__DATA PROVIDED__.
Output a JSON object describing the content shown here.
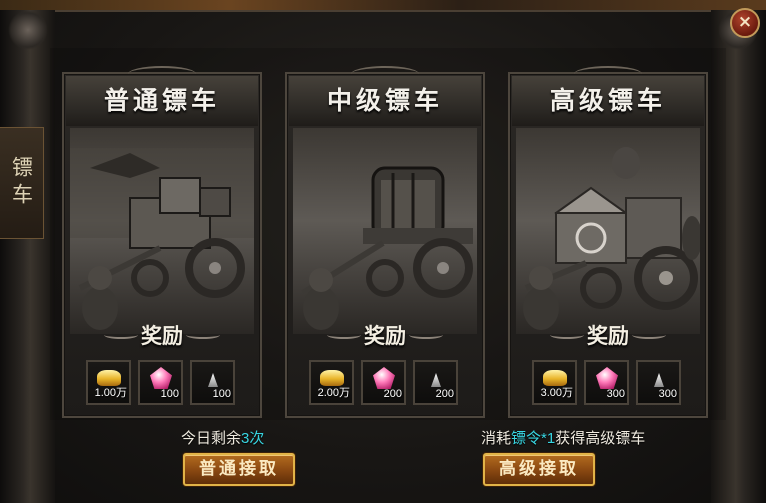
{
  "tab": {
    "label": "镖车"
  },
  "close": {
    "label": "×"
  },
  "cards": [
    {
      "title": "普通镖车",
      "reward_label": "奖励",
      "items": [
        {
          "icon": "gold-ingot-icon",
          "qty": "1.00万"
        },
        {
          "icon": "pink-gem-icon",
          "qty": "100"
        },
        {
          "icon": "silver-shard-icon",
          "qty": "100"
        }
      ]
    },
    {
      "title": "中级镖车",
      "reward_label": "奖励",
      "items": [
        {
          "icon": "gold-ingot-icon",
          "qty": "2.00万"
        },
        {
          "icon": "pink-gem-icon",
          "qty": "200"
        },
        {
          "icon": "silver-shard-icon",
          "qty": "200"
        }
      ]
    },
    {
      "title": "高级镖车",
      "reward_label": "奖励",
      "items": [
        {
          "icon": "gold-ingot-icon",
          "qty": "3.00万"
        },
        {
          "icon": "pink-gem-icon",
          "qty": "300"
        },
        {
          "icon": "silver-shard-icon",
          "qty": "300"
        }
      ]
    }
  ],
  "footer_left": {
    "prefix": "今日剩余",
    "count": "3次"
  },
  "footer_right": {
    "prefix": "消耗",
    "token": "镖令*1",
    "suffix": "获得高级镖车"
  },
  "buttons": {
    "normal": "普通接取",
    "advanced": "高级接取"
  }
}
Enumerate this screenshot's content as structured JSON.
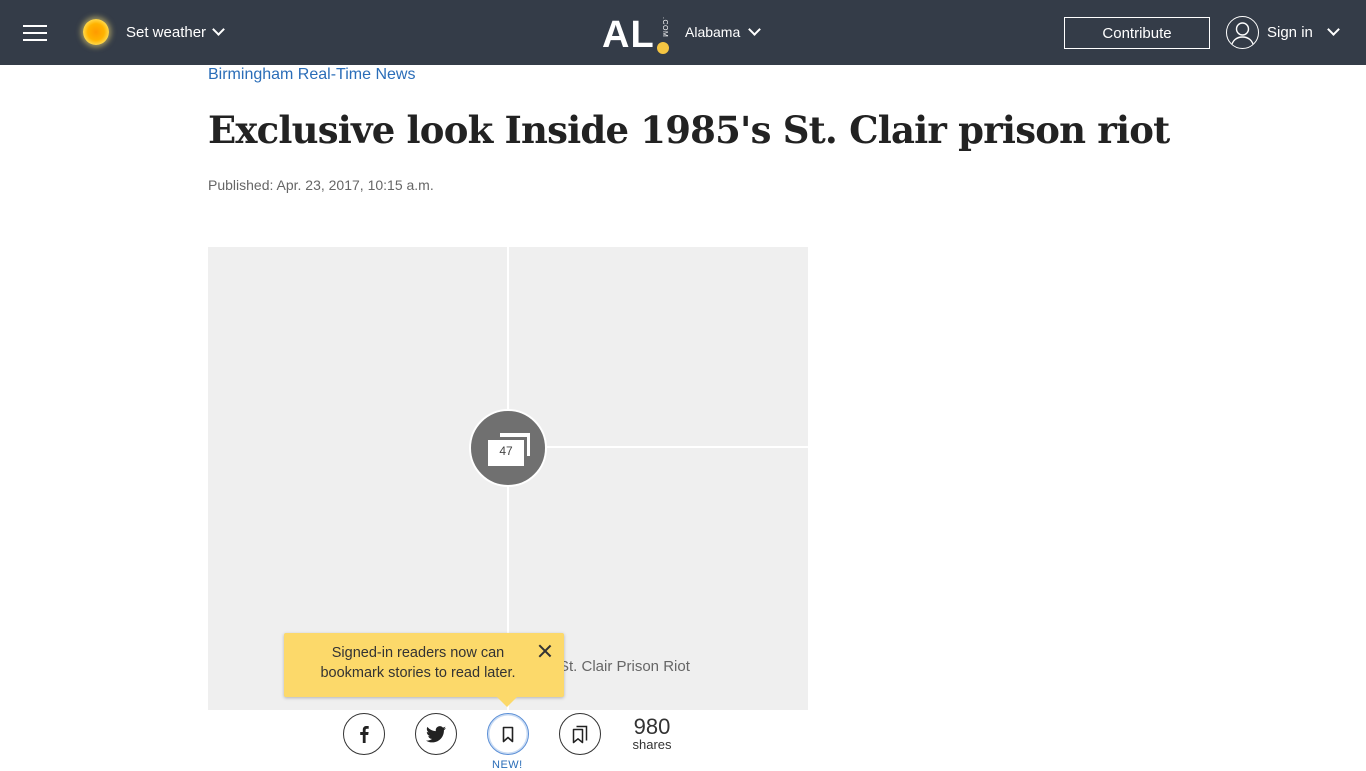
{
  "header": {
    "menu_icon": "hamburger-menu-icon",
    "weather": {
      "icon": "sun-icon",
      "label": "Set weather",
      "chevron": "chevron-down-icon"
    },
    "logo": {
      "text": "AL",
      "suffix": ".COM"
    },
    "region": {
      "label": "Alabama",
      "chevron": "chevron-down-icon"
    },
    "contribute_label": "Contribute",
    "signin": {
      "icon": "user-avatar-icon",
      "label": "Sign in",
      "chevron": "chevron-down-icon"
    },
    "colors": {
      "background": "#343c48",
      "logo_dot": "#f5c542"
    }
  },
  "article": {
    "section": "Birmingham Real-Time News",
    "headline": "Exclusive look Inside 1985's St. Clair prison riot",
    "published": "Published: Apr. 23, 2017, 10:15 a.m.",
    "gallery": {
      "photo_count": "47",
      "caption": "St. Clair Prison Riot",
      "icon": "gallery-stack-icon"
    }
  },
  "tooltip": {
    "text": "Signed-in readers now can bookmark stories to read later.",
    "close_icon": "close-icon",
    "color": "#fcd96a"
  },
  "share_bar": {
    "buttons": [
      {
        "name": "facebook",
        "icon": "facebook-icon"
      },
      {
        "name": "twitter",
        "icon": "twitter-icon"
      },
      {
        "name": "bookmark",
        "icon": "bookmark-icon",
        "badge": "NEW!"
      },
      {
        "name": "saved-stories",
        "icon": "bookmarks-stack-icon"
      }
    ],
    "share_count": "980",
    "share_label": "shares"
  },
  "colors": {
    "link": "#2a6db8",
    "headline": "#222222"
  }
}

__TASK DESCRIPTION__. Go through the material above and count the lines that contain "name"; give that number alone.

__RESPONSE TO THE EXERCISE__. 4